WORK TO BE COMPLETED:
Leave every picture out and write out the records below exactly.

AVAILABLE DATA:
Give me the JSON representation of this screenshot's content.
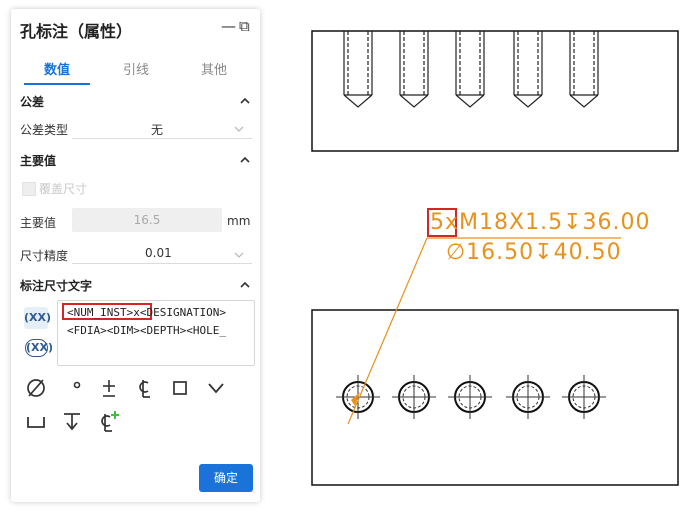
{
  "panel": {
    "title": "孔标注（属性）",
    "minimize": "—",
    "restore": "⧉",
    "tabs": [
      {
        "label": "数值",
        "active": true
      },
      {
        "label": "引线",
        "active": false
      },
      {
        "label": "其他",
        "active": false
      }
    ],
    "tolerance": {
      "section": "公差",
      "type_label": "公差类型",
      "type_value": "无"
    },
    "main_value": {
      "section": "主要值",
      "override_label": "覆盖尺寸",
      "value_label": "主要值",
      "value": "16.5",
      "unit": "mm",
      "precision_label": "尺寸精度",
      "precision_value": "0.01"
    },
    "dim_text": {
      "section": "标注尺寸文字",
      "xx1": "(XX)",
      "xx2": "(XX)",
      "line1_highlight": "<NUM_INST>x",
      "line1_rest": "<DESIGNATION>",
      "line2": "<FDIA><DIM><DEPTH><HOLE_"
    },
    "symbols": [
      {
        "name": "diameter-symbol",
        "glyph": "∅"
      },
      {
        "name": "degree-symbol",
        "glyph": "°"
      },
      {
        "name": "plus-minus-symbol",
        "glyph": "±"
      },
      {
        "name": "centerline-symbol",
        "glyph": "℄"
      },
      {
        "name": "square-symbol",
        "glyph": "□"
      },
      {
        "name": "countersink-symbol",
        "glyph": "⌵"
      },
      {
        "name": "counterbore-symbol",
        "glyph": "⌴"
      },
      {
        "name": "depth-symbol",
        "glyph": "↧"
      },
      {
        "name": "add-centerline-symbol",
        "glyph": "℄+"
      }
    ],
    "ok_label": "确定"
  },
  "drawing": {
    "callout_line1_count": "5",
    "callout_line1_x": "x",
    "callout_line1_rest": "M18X1.5↧36.00",
    "callout_line2": "∅16.50↧40.50",
    "annotation_color": "#e8921c",
    "highlight_color": "#d32727"
  },
  "colors": {
    "accent": "#1a73d9"
  }
}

ANSWER:
Give me the JSON representation of this screenshot's content.
{
  "panel": {
    "title": "孔标注（属性）",
    "minimize": "—",
    "restore": "⧉",
    "tabs": [
      {
        "label": "数值",
        "active": true
      },
      {
        "label": "引线",
        "active": false
      },
      {
        "label": "其他",
        "active": false
      }
    ],
    "tolerance": {
      "section": "公差",
      "type_label": "公差类型",
      "type_value": "无"
    },
    "main_value": {
      "section": "主要值",
      "override_label": "覆盖尺寸",
      "value_label": "主要值",
      "value": "16.5",
      "unit": "mm",
      "precision_label": "尺寸精度",
      "precision_value": "0.01"
    },
    "dim_text": {
      "section": "标注尺寸文字",
      "xx1": "(XX)",
      "xx2": "(XX)",
      "line1_highlight": "<NUM_INST>x",
      "line1_rest": "<DESIGNATION>",
      "line2": "<FDIA><DIM><DEPTH><HOLE_"
    },
    "symbols": [
      {
        "name": "diameter-symbol",
        "glyph": "∅"
      },
      {
        "name": "degree-symbol",
        "glyph": "°"
      },
      {
        "name": "plus-minus-symbol",
        "glyph": "±"
      },
      {
        "name": "centerline-symbol",
        "glyph": "℄"
      },
      {
        "name": "square-symbol",
        "glyph": "□"
      },
      {
        "name": "countersink-symbol",
        "glyph": "⌵"
      },
      {
        "name": "counterbore-symbol",
        "glyph": "⌴"
      },
      {
        "name": "depth-symbol",
        "glyph": "↧"
      },
      {
        "name": "add-centerline-symbol",
        "glyph": "℄+"
      }
    ],
    "ok_label": "确定"
  },
  "drawing": {
    "callout_line1_count": "5",
    "callout_line1_x": "x",
    "callout_line1_rest": "M18X1.5↧36.00",
    "callout_line2": "∅16.50↧40.50",
    "annotation_color": "#e8921c",
    "highlight_color": "#d32727"
  },
  "colors": {
    "accent": "#1a73d9"
  }
}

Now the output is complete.